The logic of airlines baffles me.
What truly baffles me is the "reasoning" behind the following example: When checking on airfare for a PHX
trip, my first choice was the Lufthansa non-stop flight then operating. At United's website, the same LH flights
-operated non-stop in both directions, therefore no UA
-operated flights in the itinerary) on the same dates,
priced at nearly USD 200.00 less when compared to how the same
itinerary in all respects had priced at the Lufthansa site just moments early. The only difference was at ual.com, the LH
flights carried UA
* "opb LH
" flight numbers. To be sure the huge difference wasn't some coincidence in my timing, I checked it again the next day, with the same result. I even spoke with a UA
res agent by phone to inquire whether their much lower fare on flights entirely opb LH
was indeed valid -- to which the answer was an affirmative.
The example I've shared is not an isolated example. With the U.S. legacy airlines jumping into bed with each other more and more, it is not uncommon for one airline to market and ticket an intinerary that is operated in its entirety by a partner airline. By whatever convoluted logic, it is not uncommon for a partner airline to offer a lower fare than the operating airline for the same flights and dates -- at significant cost to the operating airline.
By comparison, the huge disparity in AZ
-CAI compared to MXP
-CAI is easily understood; although it does lead me to surmise that AZ
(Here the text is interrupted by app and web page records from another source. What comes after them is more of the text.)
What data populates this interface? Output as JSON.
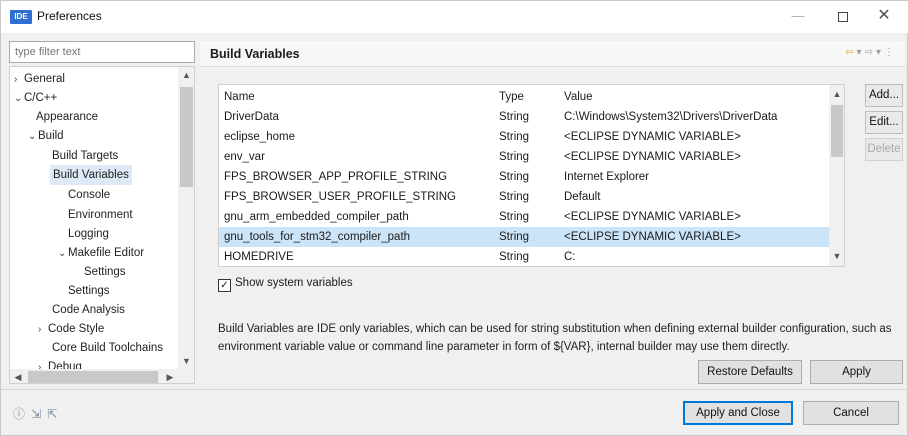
{
  "window": {
    "app_badge": "IDE",
    "title": "Preferences",
    "minimize": "—",
    "close": "✕"
  },
  "sidebar": {
    "filter_placeholder": "type filter text",
    "items": [
      {
        "label": "General",
        "arrow": "›"
      },
      {
        "label": "C/C++",
        "arrow": "⌄"
      },
      {
        "label": "Appearance",
        "arrow": ""
      },
      {
        "label": "Build",
        "arrow": "⌄"
      },
      {
        "label": "Build Targets",
        "arrow": ""
      },
      {
        "label": "Build Variables",
        "arrow": ""
      },
      {
        "label": "Console",
        "arrow": ""
      },
      {
        "label": "Environment",
        "arrow": ""
      },
      {
        "label": "Logging",
        "arrow": ""
      },
      {
        "label": "Makefile Editor",
        "arrow": "⌄"
      },
      {
        "label": "Settings",
        "arrow": ""
      },
      {
        "label": "Settings",
        "arrow": ""
      },
      {
        "label": "Code Analysis",
        "arrow": ""
      },
      {
        "label": "Code Style",
        "arrow": "›"
      },
      {
        "label": "Core Build Toolchains",
        "arrow": ""
      },
      {
        "label": "Debug",
        "arrow": "›"
      }
    ]
  },
  "main": {
    "section_title": "Build Variables",
    "table": {
      "headers": [
        "Name",
        "Type",
        "Value"
      ],
      "rows": [
        [
          "DriverData",
          "String",
          "C:\\Windows\\System32\\Drivers\\DriverData"
        ],
        [
          "eclipse_home",
          "String",
          "<ECLIPSE DYNAMIC VARIABLE>"
        ],
        [
          "env_var",
          "String",
          "<ECLIPSE DYNAMIC VARIABLE>"
        ],
        [
          "FPS_BROWSER_APP_PROFILE_STRING",
          "String",
          "Internet Explorer"
        ],
        [
          "FPS_BROWSER_USER_PROFILE_STRING",
          "String",
          "Default"
        ],
        [
          "gnu_arm_embedded_compiler_path",
          "String",
          "<ECLIPSE DYNAMIC VARIABLE>"
        ],
        [
          "gnu_tools_for_stm32_compiler_path",
          "String",
          "<ECLIPSE DYNAMIC VARIABLE>"
        ],
        [
          "HOMEDRIVE",
          "String",
          "C:"
        ]
      ],
      "selected_row": 6
    },
    "buttons": {
      "add": "Add...",
      "edit": "Edit...",
      "delete": "Delete"
    },
    "show_system_variables": {
      "label": "Show system variables",
      "checked": true,
      "mark": "✓"
    },
    "description": "Build Variables are IDE only variables, which can be used for string substitution when defining external builder configuration, such as environment variable value or command line parameter in form of ${VAR}, internal builder may use them directly.",
    "restore_defaults": "Restore Defaults",
    "apply": "Apply"
  },
  "footer": {
    "apply_and_close": "Apply and Close",
    "cancel": "Cancel",
    "icons": [
      "help-icon",
      "import-icon",
      "export-icon"
    ]
  },
  "colors": {
    "selection": "#cce4f7",
    "tree_selection": "#dde9f6",
    "primary_border": "#0078d7"
  }
}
must have excess capacity to sell on its LHR
flights inasmuch in the case of their LHR
-CAI service through these cities, one would think they are essentially throwing in the CAI connection for free inasmuch as 324 Euros is probably a fairly routine, everyday LHR
return fare. Why not then sell the seat on to CAI from MXP
to another pax at 324 Euros (or more), which doubles the yield on the two seats flown, at only slightly higher cost? Or do they also have excess capacity MXP
-CAI to fill -- perhaps because O&D pax from MXP
are balking at the fare of 689 Euros return?